If Jeff Lacy passes this test, he can begin looking toward potential unification matches with Mikkel Kessler, Markus Beyer, and the infamous, lily-livered Joe Calzaghe. The four coveted straps are held by four different champions, but the quest to unify the division will prove thornier than the rankings indicate. The smart money is on Calzaghe retiring in infamy before he ever thinks of putting himself in a position to close his career by letting Lacy threaten his flimsy, fatty, flawless record. And if the fight ever materializes, age, injuries, and a lack of willpower will likely disarm Calzaghe before the first bell. If Joe vacates, there is no telling where the title will end up. Only time will tell.

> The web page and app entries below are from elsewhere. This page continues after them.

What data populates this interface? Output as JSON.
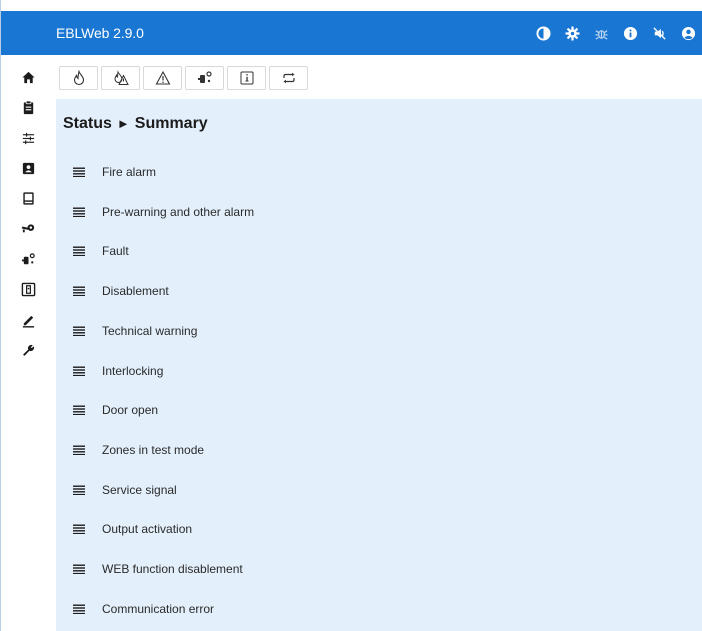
{
  "header": {
    "title": "EBLWeb 2.9.0",
    "icons": [
      "contrast-icon",
      "gear-icon",
      "bug-icon",
      "info-icon",
      "mute-icon",
      "user-icon"
    ]
  },
  "sidebar": {
    "items": [
      "home-icon",
      "clipboard-icon",
      "sliders-icon",
      "contact-card-icon",
      "panel-icon",
      "key-icon",
      "network-icon",
      "device-icon",
      "edit-icon",
      "wrench-icon"
    ]
  },
  "toolbar": {
    "buttons": [
      "fire-icon",
      "prewarning-icon",
      "warning-icon",
      "network-icon",
      "info-box-icon",
      "cycle-icon"
    ]
  },
  "breadcrumb": {
    "section": "Status",
    "separator": "►",
    "page": "Summary"
  },
  "summary": {
    "items": [
      "Fire alarm",
      "Pre-warning and other alarm",
      "Fault",
      "Disablement",
      "Technical warning",
      "Interlocking",
      "Door open",
      "Zones in test mode",
      "Service signal",
      "Output activation",
      "WEB function disablement",
      "Communication error"
    ]
  },
  "colors": {
    "header": "#1976d2",
    "content_bg": "#e3f0fc",
    "icon_dark": "#1c1c1c"
  }
}
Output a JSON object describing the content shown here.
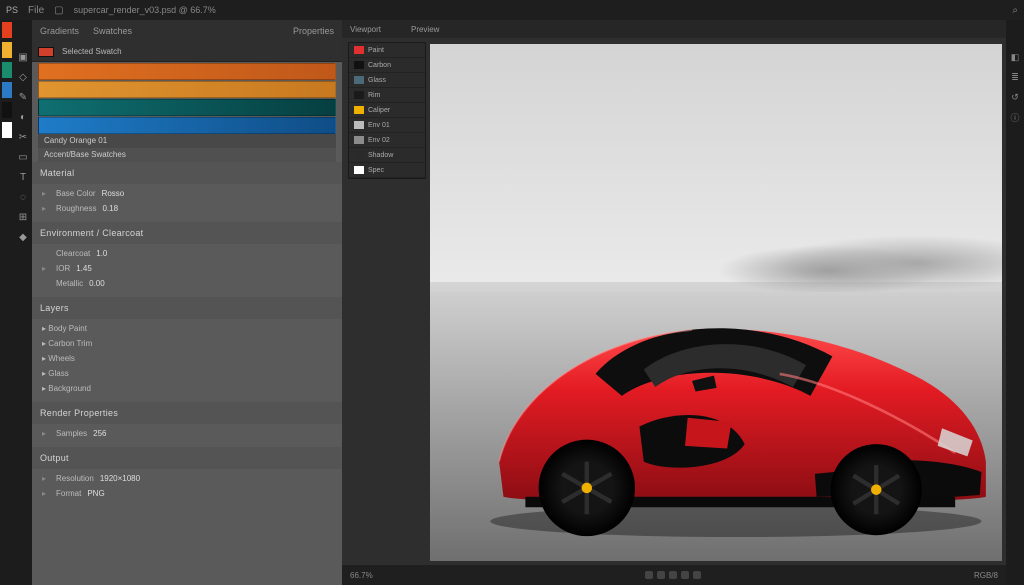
{
  "titlebar": {
    "logo": "PS",
    "menu_1": "File",
    "icon_save": "▢",
    "doc_title": "supercar_render_v03.psd @ 66.7%",
    "icon_search": "⌕"
  },
  "tool_strip": {
    "tools": [
      "▣",
      "◇",
      "✎",
      "◐",
      "✂",
      "▭",
      "T",
      "◌",
      "⊞",
      "◆"
    ]
  },
  "left_tool_swatches": [
    "#e44020",
    "#f0b030",
    "#1a8c6d",
    "#2c7ac4",
    "#111111",
    "#ffffff"
  ],
  "panel_tabs": {
    "tab1": "Gradients",
    "tab2": "Swatches",
    "tab3": "Properties"
  },
  "swatch_info": {
    "label": "Selected Swatch",
    "chip_color": "#d0402a"
  },
  "colors": {
    "c1": {
      "hex": "#e07020",
      "label": "Candy Orange 01"
    },
    "c2": {
      "hex": "#e09530",
      "label": ""
    },
    "c3": {
      "hex": "#0f6f70",
      "label": ""
    },
    "c4": {
      "hex": "#1f7cc8",
      "label": ""
    }
  },
  "color_label_2": "Accent/Base Swatches",
  "sections": {
    "s1": {
      "title": "Material",
      "rows": [
        {
          "k": "Base Color",
          "v": "Rosso"
        },
        {
          "k": "Roughness",
          "v": "0.18"
        }
      ]
    },
    "s2": {
      "title": "Environment / Clearcoat",
      "rows": [
        {
          "k": "Clearcoat",
          "v": "1.0"
        },
        {
          "k": "IOR",
          "v": "1.45"
        },
        {
          "k": "Metallic",
          "v": "0.00"
        }
      ]
    },
    "s3": {
      "title": "Layers",
      "rows": [
        {
          "k": "▸ Body Paint"
        },
        {
          "k": "▸ Carbon Trim"
        },
        {
          "k": "▸ Wheels"
        },
        {
          "k": "▸ Glass"
        },
        {
          "k": "▸ Background"
        }
      ]
    },
    "s4": {
      "title": "Render Properties",
      "rows": [
        {
          "k": "Samples",
          "v": "256"
        }
      ]
    },
    "s5": {
      "title": "Output",
      "rows": [
        {
          "k": "Resolution",
          "v": "1920×1080"
        },
        {
          "k": "Format",
          "v": "PNG"
        }
      ]
    }
  },
  "center_tabs": {
    "t1": "Viewport",
    "t2": "Preview"
  },
  "sub_panel": {
    "rows": [
      {
        "label": "Paint",
        "c": "#e23030"
      },
      {
        "label": "Carbon",
        "c": "#111111"
      },
      {
        "label": "Glass",
        "c": "#4a6a78"
      },
      {
        "label": "Rim",
        "c": "#1a1a1a"
      },
      {
        "label": "Caliper",
        "c": "#f0b000"
      },
      {
        "label": "Env 01",
        "c": "#bcbcbc"
      },
      {
        "label": "Env 02",
        "c": "#8c8c8c"
      },
      {
        "label": "Shadow",
        "c": "#2a2a2a"
      },
      {
        "label": "Spec",
        "c": "#ffffff"
      }
    ]
  },
  "status": {
    "zoom": "66.7%",
    "info": "RGB/8"
  },
  "car": {
    "body_color": "#e31b23",
    "body_dark": "#a01017",
    "trim_color": "#111111",
    "glass_color": "#1a1a1a",
    "caliper_color": "#f0b000"
  }
}
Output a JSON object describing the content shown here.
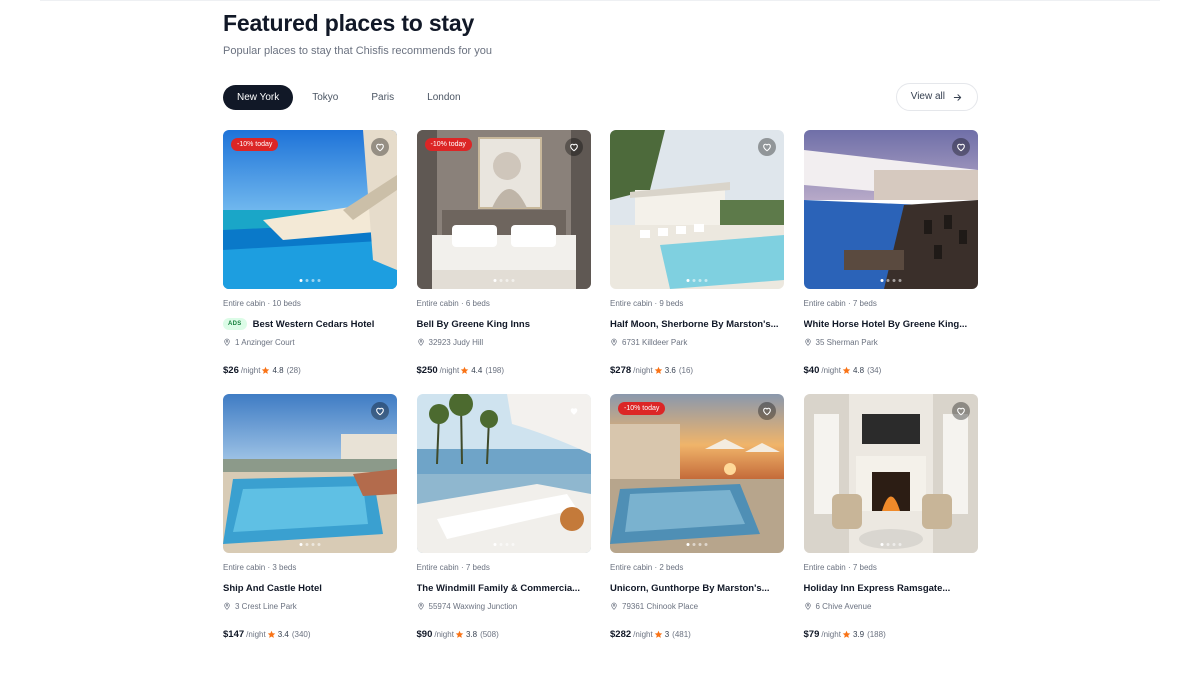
{
  "header": {
    "title": "Featured places to stay",
    "subtitle": "Popular places to stay that Chisfis recommends for you"
  },
  "tabs": [
    {
      "label": "New York",
      "active": true
    },
    {
      "label": "Tokyo",
      "active": false
    },
    {
      "label": "Paris",
      "active": false
    },
    {
      "label": "London",
      "active": false
    }
  ],
  "view_all_label": "View all",
  "colors": {
    "accent_dark": "#111827",
    "sale_badge": "#dc2626",
    "star": "#f97316",
    "ads_badge_bg": "#dcfce7"
  },
  "listings": [
    {
      "discount": "-10% today",
      "meta": "Entire cabin · 10 beds",
      "ads": "ADS",
      "name": "Best Western Cedars Hotel",
      "address": "1 Anzinger Court",
      "price": "$26",
      "per": "/night",
      "rating": "4.8",
      "reviews": "(28)",
      "favorited": false,
      "scene": "sea-pool"
    },
    {
      "discount": "-10% today",
      "meta": "Entire cabin · 6 beds",
      "ads": "",
      "name": "Bell By Greene King Inns",
      "address": "32923 Judy Hill",
      "price": "$250",
      "per": "/night",
      "rating": "4.4",
      "reviews": "(198)",
      "favorited": false,
      "scene": "bedroom"
    },
    {
      "discount": "",
      "meta": "Entire cabin · 9 beds",
      "ads": "",
      "name": "Half Moon, Sherborne By Marston's...",
      "address": "6731 Killdeer Park",
      "price": "$278",
      "per": "/night",
      "rating": "3.6",
      "reviews": "(16)",
      "favorited": false,
      "scene": "white-pool"
    },
    {
      "discount": "",
      "meta": "Entire cabin · 7 beds",
      "ads": "",
      "name": "White Horse Hotel By Greene King...",
      "address": "35 Sherman Park",
      "price": "$40",
      "per": "/night",
      "rating": "4.8",
      "reviews": "(34)",
      "favorited": false,
      "scene": "dusk-pool"
    },
    {
      "discount": "",
      "meta": "Entire cabin · 3 beds",
      "ads": "",
      "name": "Ship And Castle Hotel",
      "address": "3 Crest Line Park",
      "price": "$147",
      "per": "/night",
      "rating": "3.4",
      "reviews": "(340)",
      "favorited": false,
      "scene": "villa-pool"
    },
    {
      "discount": "",
      "meta": "Entire cabin · 7 beds",
      "ads": "",
      "name": "The Windmill Family & Commercia...",
      "address": "55974 Waxwing Junction",
      "price": "$90",
      "per": "/night",
      "rating": "3.8",
      "reviews": "(508)",
      "favorited": true,
      "scene": "loungers"
    },
    {
      "discount": "-10% today",
      "meta": "Entire cabin · 2 beds",
      "ads": "",
      "name": "Unicorn, Gunthorpe By Marston's...",
      "address": "79361 Chinook Place",
      "price": "$282",
      "per": "/night",
      "rating": "3",
      "reviews": "(481)",
      "favorited": false,
      "scene": "sunset-pool"
    },
    {
      "discount": "",
      "meta": "Entire cabin · 7 beds",
      "ads": "",
      "name": "Holiday Inn Express Ramsgate...",
      "address": "6 Chive Avenue",
      "price": "$79",
      "per": "/night",
      "rating": "3.9",
      "reviews": "(188)",
      "favorited": false,
      "scene": "fireplace"
    }
  ]
}
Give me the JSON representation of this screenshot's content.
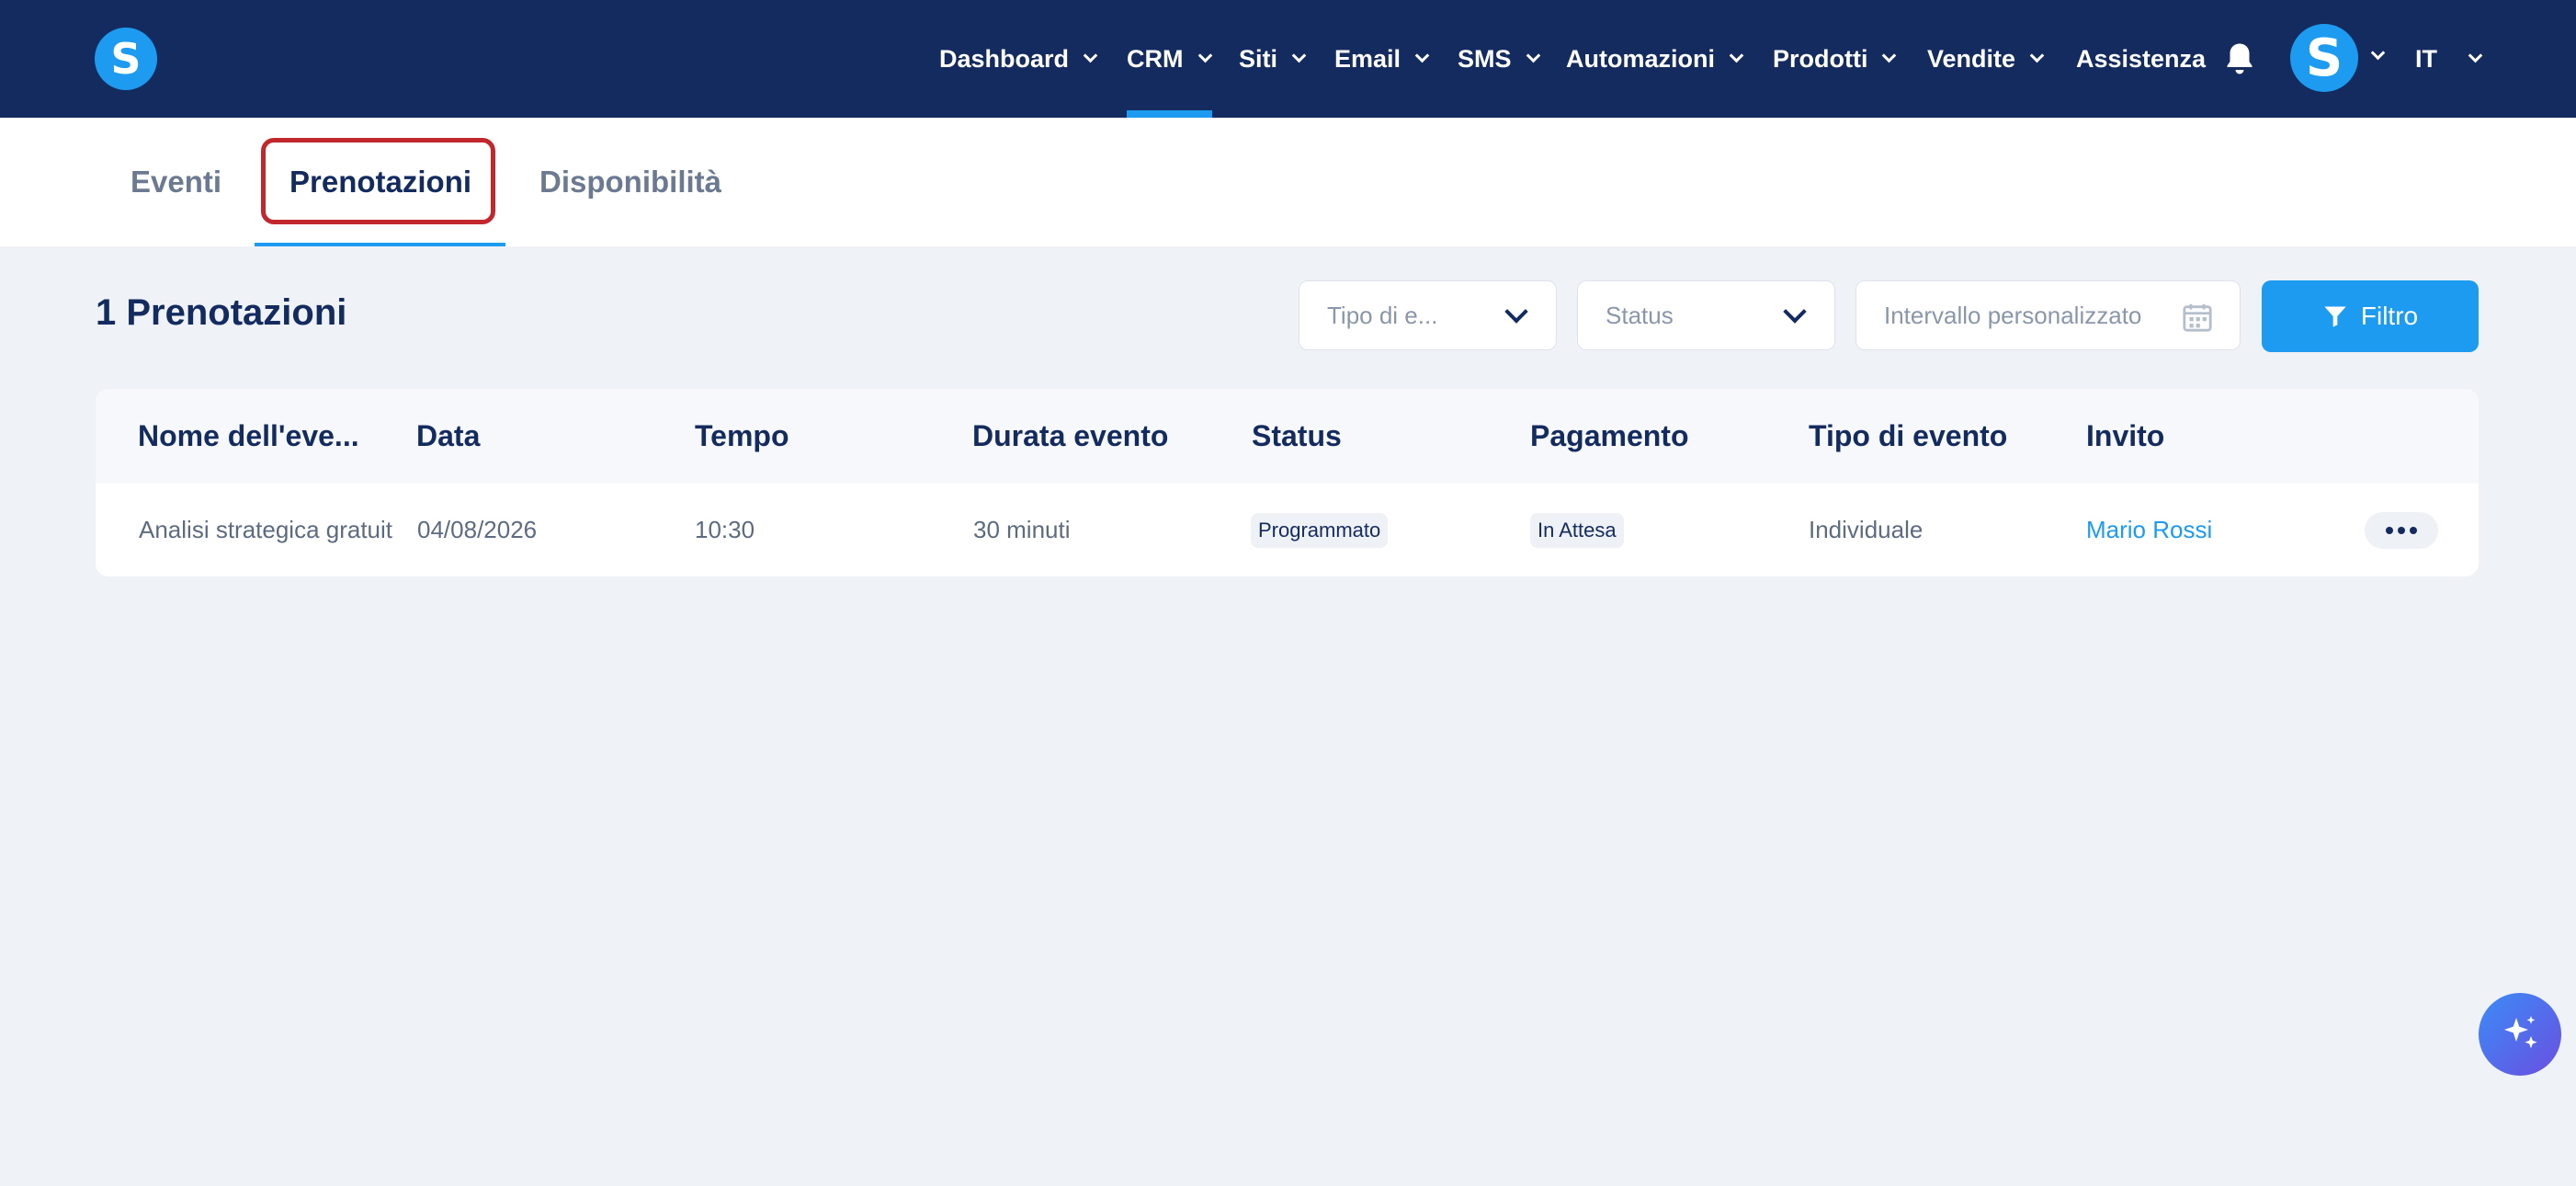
{
  "app": {
    "logo_letter": "S",
    "avatar_letter": "S"
  },
  "nav": {
    "items": [
      {
        "label": "Dashboard"
      },
      {
        "label": "CRM"
      },
      {
        "label": "Siti"
      },
      {
        "label": "Email"
      },
      {
        "label": "SMS"
      },
      {
        "label": "Automazioni"
      },
      {
        "label": "Prodotti"
      },
      {
        "label": "Vendite"
      },
      {
        "label": "Assistenza"
      }
    ],
    "active": "CRM",
    "language": "IT"
  },
  "subtabs": {
    "items": [
      {
        "label": "Eventi"
      },
      {
        "label": "Prenotazioni"
      },
      {
        "label": "Disponibilità"
      }
    ],
    "active": "Prenotazioni"
  },
  "page": {
    "heading": "1 Prenotazioni"
  },
  "filters": {
    "event_type_placeholder": "Tipo di e...",
    "status_placeholder": "Status",
    "date_range_placeholder": "Intervallo personalizzato",
    "filter_button": "Filtro"
  },
  "table": {
    "columns": [
      "Nome dell'eve...",
      "Data",
      "Tempo",
      "Durata evento",
      "Status",
      "Pagamento",
      "Tipo di evento",
      "Invito"
    ],
    "rows": [
      {
        "name": "Analisi strategica gratuita",
        "date": "04/08/2026",
        "time": "10:30",
        "duration": "30 minuti",
        "status": "Programmato",
        "payment": "In Attesa",
        "event_type": "Individuale",
        "invitee": "Mario Rossi"
      }
    ]
  },
  "colors": {
    "navbar": "#132b5e",
    "accent": "#1c9bf0",
    "background": "#eff3f8",
    "highlight": "#c1272d"
  },
  "icons": [
    "bell-icon",
    "chevron-down-icon",
    "funnel-icon",
    "calendar-icon",
    "more-icon",
    "sparkle-icon"
  ]
}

Beyer is 34, and clearly past his peak despite the fact that he continues to fight by compensating for his diminishing skills with determination and careful planning. He may be hard-pressed to justify a risky duel with Lacy at this juncture in his career. If he does wrangle with Lacy, he is probably sentencing himself to a painful sendoff. Beyer takes left hooks like they are going out of style in almost all his fights, and as Lacy’s moniker indicates, that may spell doom for the German champ. All things considered, a clash with WBA champ Mikkel Kessler may be the only viable unification match readily available to Lacy. This fight would also surely be the most perilous. The dangerous Dane, unbeaten at 36-0, is proving himself as a slick boxer and a quickdraw puncher with venom in both mitts. Kessler has looked great in his last three outings against Andre Thysse, Manny Siaca, and most recently Anthony Mundine. A fight between Kessler and Lacy would be the realization of what seems to be the best match up in the division.
Never mind the classics to come, we as fans, cannot look past a fight any more than the fighters themselves can. Despite what I have written in support of an easy victory for Lacy, there is no such thing as a sure thing in boxing. After watching, mouth agape as Zahir Raheem tactically overpowered the legendary Erik Morales, and sitting in silent shock as a near-indestructible Humberto Soto handed Rocky Juarez a one-sided loss on such short notice, I cannot count Scott Pemberton out in advance against Jeff Lacy. And if Lacy wants to better his odds, he won’t either.